Earlier this year, an arrest warrant was issued for Atlanta rapper YFN Lucci for a slew of serious charges related to the Dec. 12th, 2020 murder of 28-year-old James Adams. Lucci surrendered to the Fulton County Sheriff’s Office on Wednesday, January 13th, and was released Monday, February 8th after forking over a pretty $500k bond and receiving his obligatory ankle monitor.
Fast forward to May 4th and we find Lucci as the latest rapper to face the redoubtable R.I.C.O. charge. Enacted by the 91st United Staes Congress and signed into law by Richard Nixon in 1970, the Organized Crime Control Act, better know as the Racketeer Influenced and Corrupt Organizations (R.I.C.O.) Act has been responsible for various convictions of American mafia families, police departments, street gangs and even Major League Baseball.

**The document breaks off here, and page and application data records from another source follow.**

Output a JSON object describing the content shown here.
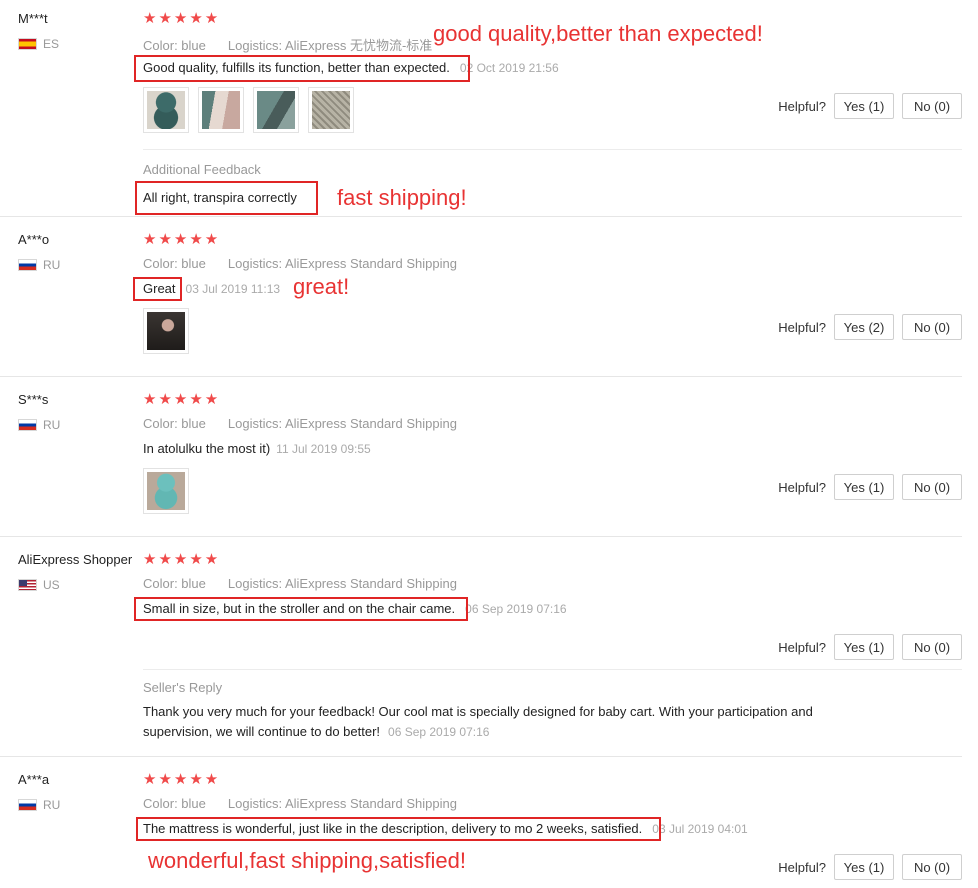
{
  "helpful_label": "Helpful?",
  "reviews": [
    {
      "name": "M***t",
      "country": "ES",
      "stars": "★★★★★",
      "color": "Color: blue",
      "logistics": "Logistics: AliExpress 无忧物流-标准",
      "text": "Good quality, fulfills its function, better than expected.",
      "time": "02 Oct 2019 21:56",
      "annotation": "good quality,better than expected!",
      "yes": "Yes (1)",
      "no": "No (0)",
      "thumb_count": 4,
      "additional_label": "Additional Feedback",
      "additional_text": "All right, transpira correctly",
      "additional_annotation": "fast shipping!"
    },
    {
      "name": "A***o",
      "country": "RU",
      "stars": "★★★★★",
      "color": "Color: blue",
      "logistics": "Logistics: AliExpress Standard Shipping",
      "text": "Great",
      "time": "03 Jul 2019 11:13",
      "annotation": "great!",
      "yes": "Yes (2)",
      "no": "No (0)",
      "thumb_count": 1
    },
    {
      "name": "S***s",
      "country": "RU",
      "stars": "★★★★★",
      "color": "Color: blue",
      "logistics": "Logistics: AliExpress Standard Shipping",
      "text": "In atolulku the most it)",
      "time": "11 Jul 2019 09:55",
      "yes": "Yes (1)",
      "no": "No (0)",
      "thumb_count": 1
    },
    {
      "name": "AliExpress Shopper",
      "country": "US",
      "stars": "★★★★★",
      "color": "Color: blue",
      "logistics": "Logistics: AliExpress Standard Shipping",
      "text": "Small in size, but in the stroller and on the chair came.",
      "time": "06 Sep 2019 07:16",
      "yes": "Yes (1)",
      "no": "No (0)",
      "seller_reply_label": "Seller's Reply",
      "seller_reply_text": "Thank you very much for your feedback! Our cool mat is specially designed for baby cart. With your participation and supervision, we will continue to do better!",
      "seller_reply_time": "06 Sep 2019 07:16"
    },
    {
      "name": "A***a",
      "country": "RU",
      "stars": "★★★★★",
      "color": "Color: blue",
      "logistics": "Logistics: AliExpress Standard Shipping",
      "text": "The mattress is wonderful, just like in the description, delivery to mo 2 weeks, satisfied.",
      "time": "03 Jul 2019 04:01",
      "annotation": "wonderful,fast shipping,satisfied!",
      "yes": "Yes (1)",
      "no": "No (0)"
    }
  ]
}
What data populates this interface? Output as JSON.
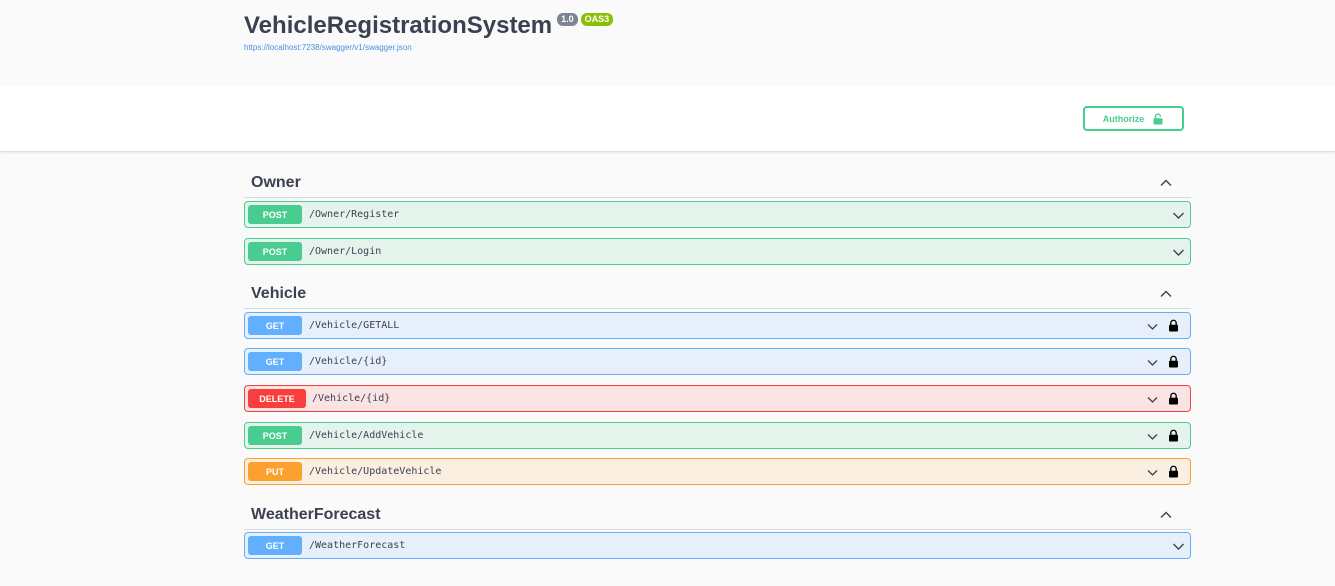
{
  "info": {
    "title": "VehicleRegistrationSystem",
    "version": "1.0",
    "oas": "OAS3",
    "spec_url": "https://localhost:7238/swagger/v1/swagger.json"
  },
  "scheme": {
    "authorize_label": "Authorize"
  },
  "tags": [
    {
      "name": "Owner",
      "operations": [
        {
          "method": "POST",
          "path": "/Owner/Register",
          "locked": false
        },
        {
          "method": "POST",
          "path": "/Owner/Login",
          "locked": false
        }
      ]
    },
    {
      "name": "Vehicle",
      "operations": [
        {
          "method": "GET",
          "path": "/Vehicle/GETALL",
          "locked": true
        },
        {
          "method": "GET",
          "path": "/Vehicle/{id}",
          "locked": true
        },
        {
          "method": "DELETE",
          "path": "/Vehicle/{id}",
          "locked": true
        },
        {
          "method": "POST",
          "path": "/Vehicle/AddVehicle",
          "locked": true
        },
        {
          "method": "PUT",
          "path": "/Vehicle/UpdateVehicle",
          "locked": true
        }
      ]
    },
    {
      "name": "WeatherForecast",
      "operations": [
        {
          "method": "GET",
          "path": "/WeatherForecast",
          "locked": false
        }
      ]
    }
  ],
  "colors": {
    "post": "#49cc90",
    "get": "#61affe",
    "delete": "#f93e3e",
    "put": "#fca130",
    "badge_version": "#7d8492",
    "badge_oas": "#89bf04",
    "link": "#4990e2"
  }
}
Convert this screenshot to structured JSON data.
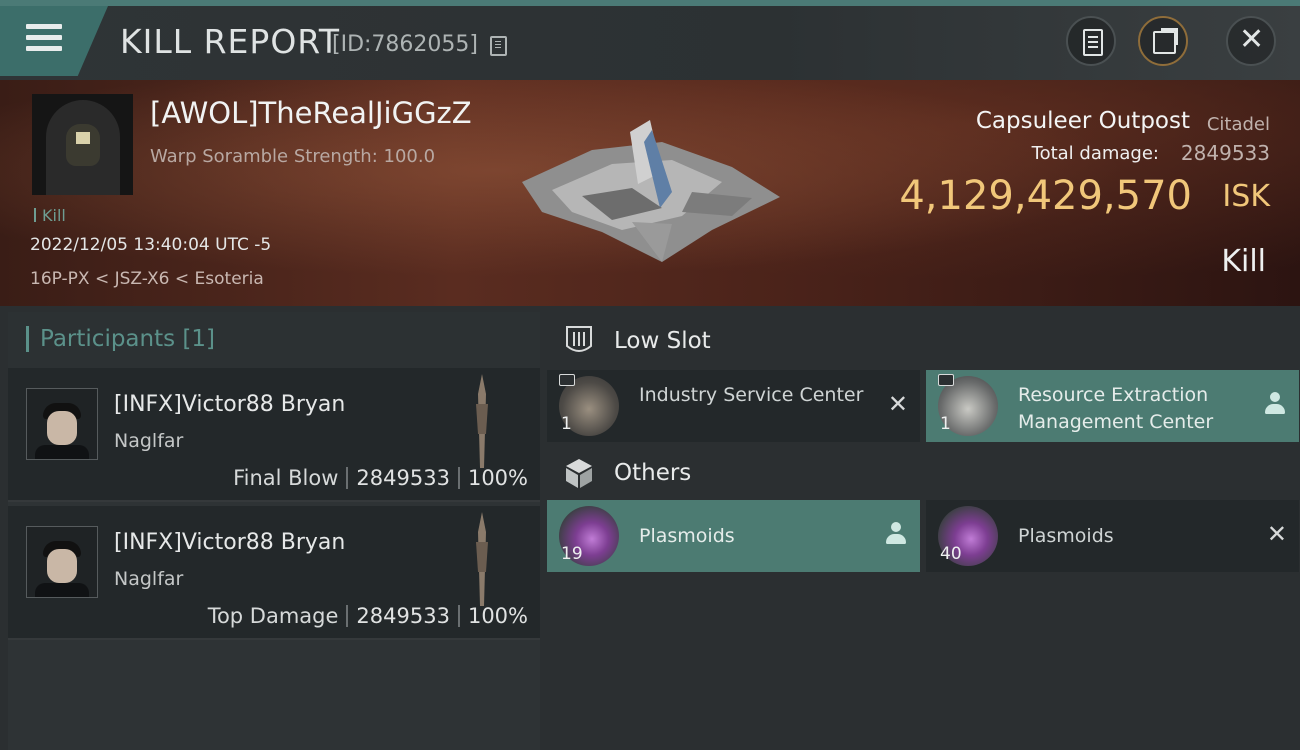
{
  "header": {
    "title": "KILL REPORT",
    "id_text": "[ID:7862055]",
    "buttons": [
      "clipboard",
      "share",
      "close"
    ]
  },
  "victim": {
    "name": "[AWOL]TheRealJiGGzZ",
    "warp_scramble": "Warp Soramble Strength: 100.0",
    "kill_count_label": "Kill",
    "datetime": "2022/12/05 13:40:04 UTC -5",
    "location": "16P-PX < JSZ-X6 < Esoteria",
    "structure_name": "Capsuleer Outpost",
    "structure_type": "Citadel",
    "total_damage_label": "Total damage:",
    "total_damage": "2849533",
    "isk_value": "4,129,429,570",
    "isk_unit": "ISK",
    "result": "Kill"
  },
  "participants": {
    "title": "Participants [1]",
    "rows": [
      {
        "name": "[INFX]Victor88 Bryan",
        "ship": "Naglfar",
        "role": "Final Blow",
        "damage": "2849533",
        "percent": "100%"
      },
      {
        "name": "[INFX]Victor88 Bryan",
        "ship": "Naglfar",
        "role": "Top Damage",
        "damage": "2849533",
        "percent": "100%"
      }
    ]
  },
  "sections": {
    "low_slot": {
      "label": "Low Slot",
      "items": [
        {
          "name": "Industry Service Center",
          "qty": "1",
          "state": "destroyed",
          "icon": "industry-service-center"
        },
        {
          "name": "Resource Extraction Management Center",
          "qty": "1",
          "state": "dropped",
          "icon": "resource-extraction-center"
        }
      ]
    },
    "others": {
      "label": "Others",
      "items": [
        {
          "name": "Plasmoids",
          "qty": "19",
          "state": "dropped",
          "icon": "plasmoid"
        },
        {
          "name": "Plasmoids",
          "qty": "40",
          "state": "destroyed",
          "icon": "plasmoid"
        }
      ]
    }
  },
  "colors": {
    "accent_teal": "#4c7b72",
    "isk_gold": "#f1c77a",
    "banner_red": "#5a2c20"
  }
}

Seems perhaps in 2021, that rappers are a magnet for the critical charges. From Casanova2X to Tekashi 69 to Hoodrich Pablo Juan and on down to many other artists with lesser names, the long arm of the R.I.C.O. Act reaches far but is increasingly finding its way into influential Hip Hop circles. Our esteemed culture is definitely vulnerable to the viciousness of incarceration. Rap and the streets share a symbiotic relationship to say the least and both have a way of bleeding into each other to the point of shapelessness. Simply put, rappers want to be gangsters and gangsters want to be rappers and the obtuse get lost in translation while ingesting the infectious idea that the two are one-in-the-same.
The infamous four letters of law enforcement are intended to take down whole organizations rather than trying each affiliate. Prior to the act, many infamous cases saw the leaders of criminal enterprises walk free, due to the delegation of unlawful duties within illicit hierarchies. It essentially closed the loophole and allowed commanders to be tried for crimes they ordered, not just personally committed.
Many rappers come from nothing. Straight from the bottom, out the gutter on the wrong side of the tracks type nothing and are predisposed to engage in overt criminal activity. Crime is arguably easier and more lucrative than rap, or anything else for that matter, and therefore exerts gravity on individuals with little-to-no options for success. A lot of today’s rappers indeed grabbed an illegal bag from the streets prior to their industry entrance. As in every R.I.C.O. case, a number of offenders were charged. This instance sees 12 members of YFN Lucci’s crew brought up on a 105-count racketeering indictment and many are questioning whether rappers are being targeted with the legal device. Another rapper and his crews careers circumcised behind criminal activity. Less music and more broken families.
This is far from a defense of the downright dumb-ass decisions some of these artists address during their careers. Granted that many kick their crime addiction only to be retroactively pinned for actions they performed prior to making life’s one eighty, our adoration for the illicit remains the clear and present danger.
We should stop praising crime and take pride in constructivism. Focus our intuition towards structuralism for the future of this art form that we love. Aside from those close to him, Lucci is about to make that switch our collective memories from the next to kick to another statistic. We are all responsible for our own actions, but something still seems odd.
Guess rap crews are the new mafia families.